- **TASK DESCRIPTION**:
Copy each record below without changing a single word.
(PROVIDED RECORDS)
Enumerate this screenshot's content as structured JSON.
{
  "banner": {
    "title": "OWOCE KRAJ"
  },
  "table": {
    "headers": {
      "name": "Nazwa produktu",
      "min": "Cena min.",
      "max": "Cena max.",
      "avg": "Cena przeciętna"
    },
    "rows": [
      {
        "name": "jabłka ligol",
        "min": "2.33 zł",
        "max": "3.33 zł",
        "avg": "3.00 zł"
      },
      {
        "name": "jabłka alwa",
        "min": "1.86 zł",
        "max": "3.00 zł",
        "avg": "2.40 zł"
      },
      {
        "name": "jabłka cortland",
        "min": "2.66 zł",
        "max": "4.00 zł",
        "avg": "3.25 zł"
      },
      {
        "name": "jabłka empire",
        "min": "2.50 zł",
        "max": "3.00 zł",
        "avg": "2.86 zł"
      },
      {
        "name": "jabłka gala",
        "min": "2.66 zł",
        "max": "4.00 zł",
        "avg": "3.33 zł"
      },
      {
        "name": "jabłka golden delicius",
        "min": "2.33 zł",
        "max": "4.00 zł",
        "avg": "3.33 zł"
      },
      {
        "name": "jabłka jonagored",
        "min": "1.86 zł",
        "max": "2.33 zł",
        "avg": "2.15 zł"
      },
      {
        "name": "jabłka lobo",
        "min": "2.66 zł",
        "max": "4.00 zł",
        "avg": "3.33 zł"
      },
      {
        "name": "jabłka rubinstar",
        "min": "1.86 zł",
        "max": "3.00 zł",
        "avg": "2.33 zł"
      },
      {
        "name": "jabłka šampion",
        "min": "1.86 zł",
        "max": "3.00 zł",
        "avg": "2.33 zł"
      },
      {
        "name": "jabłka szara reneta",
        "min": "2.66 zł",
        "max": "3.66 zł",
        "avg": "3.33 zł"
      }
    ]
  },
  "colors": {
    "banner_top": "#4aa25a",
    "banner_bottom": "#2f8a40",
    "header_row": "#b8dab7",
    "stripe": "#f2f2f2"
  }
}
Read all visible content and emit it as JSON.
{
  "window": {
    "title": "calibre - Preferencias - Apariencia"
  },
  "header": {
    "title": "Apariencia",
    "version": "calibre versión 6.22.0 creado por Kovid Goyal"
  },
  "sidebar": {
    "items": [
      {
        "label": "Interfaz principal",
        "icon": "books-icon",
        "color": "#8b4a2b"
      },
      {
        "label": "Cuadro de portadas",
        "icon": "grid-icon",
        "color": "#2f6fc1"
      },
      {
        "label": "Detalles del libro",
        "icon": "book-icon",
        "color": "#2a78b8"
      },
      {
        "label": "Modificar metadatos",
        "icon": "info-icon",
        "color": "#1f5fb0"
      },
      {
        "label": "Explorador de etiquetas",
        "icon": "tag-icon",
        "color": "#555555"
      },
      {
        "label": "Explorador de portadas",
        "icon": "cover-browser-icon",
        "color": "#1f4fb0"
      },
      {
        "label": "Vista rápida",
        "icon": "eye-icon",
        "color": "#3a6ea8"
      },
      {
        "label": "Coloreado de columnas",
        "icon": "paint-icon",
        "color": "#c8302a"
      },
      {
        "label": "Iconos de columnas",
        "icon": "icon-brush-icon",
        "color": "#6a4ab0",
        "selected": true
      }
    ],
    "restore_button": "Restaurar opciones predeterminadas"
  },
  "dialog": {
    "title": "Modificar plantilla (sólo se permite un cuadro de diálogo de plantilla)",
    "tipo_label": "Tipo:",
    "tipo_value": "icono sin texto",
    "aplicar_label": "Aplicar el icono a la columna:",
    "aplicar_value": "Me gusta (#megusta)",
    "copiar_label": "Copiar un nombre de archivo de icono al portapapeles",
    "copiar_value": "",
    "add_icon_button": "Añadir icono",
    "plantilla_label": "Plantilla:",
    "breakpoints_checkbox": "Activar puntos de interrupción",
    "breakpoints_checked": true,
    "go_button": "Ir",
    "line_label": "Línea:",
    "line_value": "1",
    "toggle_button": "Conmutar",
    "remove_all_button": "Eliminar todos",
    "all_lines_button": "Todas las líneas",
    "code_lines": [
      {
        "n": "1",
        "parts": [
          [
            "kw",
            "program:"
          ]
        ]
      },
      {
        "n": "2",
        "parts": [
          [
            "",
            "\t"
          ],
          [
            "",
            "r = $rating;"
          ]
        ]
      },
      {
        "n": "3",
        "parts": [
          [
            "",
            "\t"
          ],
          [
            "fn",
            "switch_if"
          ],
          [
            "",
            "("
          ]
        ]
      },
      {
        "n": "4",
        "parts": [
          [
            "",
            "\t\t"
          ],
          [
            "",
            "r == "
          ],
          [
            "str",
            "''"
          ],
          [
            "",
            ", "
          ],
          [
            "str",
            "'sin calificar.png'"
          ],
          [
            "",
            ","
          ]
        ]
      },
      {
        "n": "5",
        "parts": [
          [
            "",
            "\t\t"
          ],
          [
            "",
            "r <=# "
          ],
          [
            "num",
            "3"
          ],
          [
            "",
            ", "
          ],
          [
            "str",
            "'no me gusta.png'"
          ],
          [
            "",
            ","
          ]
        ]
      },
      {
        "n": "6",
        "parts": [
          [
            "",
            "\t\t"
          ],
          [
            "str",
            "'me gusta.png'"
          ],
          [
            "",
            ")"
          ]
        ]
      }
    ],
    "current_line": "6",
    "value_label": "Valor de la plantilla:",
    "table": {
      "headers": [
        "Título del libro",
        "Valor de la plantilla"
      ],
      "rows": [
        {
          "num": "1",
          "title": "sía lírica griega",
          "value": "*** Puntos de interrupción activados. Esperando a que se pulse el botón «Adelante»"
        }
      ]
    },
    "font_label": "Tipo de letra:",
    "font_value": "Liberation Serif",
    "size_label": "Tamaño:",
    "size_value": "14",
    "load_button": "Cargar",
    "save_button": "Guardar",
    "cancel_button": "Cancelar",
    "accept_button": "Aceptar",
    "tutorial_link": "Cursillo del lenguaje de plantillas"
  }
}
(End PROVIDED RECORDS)
- **EXERCISE SOLUTION**:
Enumerate this screenshot's content as structured JSON.
{
  "banner": {
    "title": "OWOCE KRAJ"
  },
  "table": {
    "headers": {
      "name": "Nazwa produktu",
      "min": "Cena min.",
      "max": "Cena max.",
      "avg": "Cena przeciętna"
    },
    "rows": [
      {
        "name": "jabłka ligol",
        "min": "2.33 zł",
        "max": "3.33 zł",
        "avg": "3.00 zł"
      },
      {
        "name": "jabłka alwa",
        "min": "1.86 zł",
        "max": "3.00 zł",
        "avg": "2.40 zł"
      },
      {
        "name": "jabłka cortland",
        "min": "2.66 zł",
        "max": "4.00 zł",
        "avg": "3.25 zł"
      },
      {
        "name": "jabłka empire",
        "min": "2.50 zł",
        "max": "3.00 zł",
        "avg": "2.86 zł"
      },
      {
        "name": "jabłka gala",
        "min": "2.66 zł",
        "max": "4.00 zł",
        "avg": "3.33 zł"
      },
      {
        "name": "jabłka golden delicius",
        "min": "2.33 zł",
        "max": "4.00 zł",
        "avg": "3.33 zł"
      },
      {
        "name": "jabłka jonagored",
        "min": "1.86 zł",
        "max": "2.33 zł",
        "avg": "2.15 zł"
      },
      {
        "name": "jabłka lobo",
        "min": "2.66 zł",
        "max": "4.00 zł",
        "avg": "3.33 zł"
      },
      {
        "name": "jabłka rubinstar",
        "min": "1.86 zł",
        "max": "3.00 zł",
        "avg": "2.33 zł"
      },
      {
        "name": "jabłka šampion",
        "min": "1.86 zł",
        "max": "3.00 zł",
        "avg": "2.33 zł"
      },
      {
        "name": "jabłka szara reneta",
        "min": "2.66 zł",
        "max": "3.66 zł",
        "avg": "3.33 zł"
      }
    ]
  },
  "colors": {
    "banner_top": "#4aa25a",
    "banner_bottom": "#2f8a40",
    "header_row": "#b8dab7",
    "stripe": "#f2f2f2"
  }
}
Read all visible content and emit it as JSON.
{
  "window": {
    "title": "calibre - Preferencias - Apariencia"
  },
  "header": {
    "title": "Apariencia",
    "version": "calibre versión 6.22.0 creado por Kovid Goyal"
  },
  "sidebar": {
    "items": [
      {
        "label": "Interfaz principal",
        "icon": "books-icon",
        "color": "#8b4a2b"
      },
      {
        "label": "Cuadro de portadas",
        "icon": "grid-icon",
        "color": "#2f6fc1"
      },
      {
        "label": "Detalles del libro",
        "icon": "book-icon",
        "color": "#2a78b8"
      },
      {
        "label": "Modificar metadatos",
        "icon": "info-icon",
        "color": "#1f5fb0"
      },
      {
        "label": "Explorador de etiquetas",
        "icon": "tag-icon",
        "color": "#555555"
      },
      {
        "label": "Explorador de portadas",
        "icon": "cover-browser-icon",
        "color": "#1f4fb0"
      },
      {
        "label": "Vista rápida",
        "icon": "eye-icon",
        "color": "#3a6ea8"
      },
      {
        "label": "Coloreado de columnas",
        "icon": "paint-icon",
        "color": "#c8302a"
      },
      {
        "label": "Iconos de columnas",
        "icon": "icon-brush-icon",
        "color": "#6a4ab0",
        "selected": true
      }
    ],
    "restore_button": "Restaurar opciones predeterminadas"
  },
  "dialog": {
    "title": "Modificar plantilla (sólo se permite un cuadro de diálogo de plantilla)",
    "tipo_label": "Tipo:",
    "tipo_value": "icono sin texto",
    "aplicar_label": "Aplicar el icono a la columna:",
    "aplicar_value": "Me gusta (#megusta)",
    "copiar_label": "Copiar un nombre de archivo de icono al portapapeles",
    "copiar_value": "",
    "add_icon_button": "Añadir icono",
    "plantilla_label": "Plantilla:",
    "breakpoints_checkbox": "Activar puntos de interrupción",
    "breakpoints_checked": true,
    "go_button": "Ir",
    "line_label": "Línea:",
    "line_value": "1",
    "toggle_button": "Conmutar",
    "remove_all_button": "Eliminar todos",
    "all_lines_button": "Todas las líneas",
    "code_lines": [
      {
        "n": "1",
        "parts": [
          [
            "kw",
            "program:"
          ]
        ]
      },
      {
        "n": "2",
        "parts": [
          [
            "",
            "\t"
          ],
          [
            "",
            "r = $rating;"
          ]
        ]
      },
      {
        "n": "3",
        "parts": [
          [
            "",
            "\t"
          ],
          [
            "fn",
            "switch_if"
          ],
          [
            "",
            "("
          ]
        ]
      },
      {
        "n": "4",
        "parts": [
          [
            "",
            "\t\t"
          ],
          [
            "",
            "r == "
          ],
          [
            "str",
            "''"
          ],
          [
            "",
            ", "
          ],
          [
            "str",
            "'sin calificar.png'"
          ],
          [
            "",
            ","
          ]
        ]
      },
      {
        "n": "5",
        "parts": [
          [
            "",
            "\t\t"
          ],
          [
            "",
            "r <=# "
          ],
          [
            "num",
            "3"
          ],
          [
            "",
            ", "
          ],
          [
            "str",
            "'no me gusta.png'"
          ],
          [
            "",
            ","
          ]
        ]
      },
      {
        "n": "6",
        "parts": [
          [
            "",
            "\t\t"
          ],
          [
            "str",
            "'me gusta.png'"
          ],
          [
            "",
            ")"
          ]
        ]
      }
    ],
    "current_line": "6",
    "value_label": "Valor de la plantilla:",
    "table": {
      "headers": [
        "Título del libro",
        "Valor de la plantilla"
      ],
      "rows": [
        {
          "num": "1",
          "title": "sía lírica griega",
          "value": "*** Puntos de interrupción activados. Esperando a que se pulse el botón «Adelante»"
        }
      ]
    },
    "font_label": "Tipo de letra:",
    "font_value": "Liberation Serif",
    "size_label": "Tamaño:",
    "size_value": "14",
    "load_button": "Cargar",
    "save_button": "Guardar",
    "cancel_button": "Cancelar",
    "accept_button": "Aceptar",
    "tutorial_link": "Cursillo del lenguaje de plantillas"
  }
}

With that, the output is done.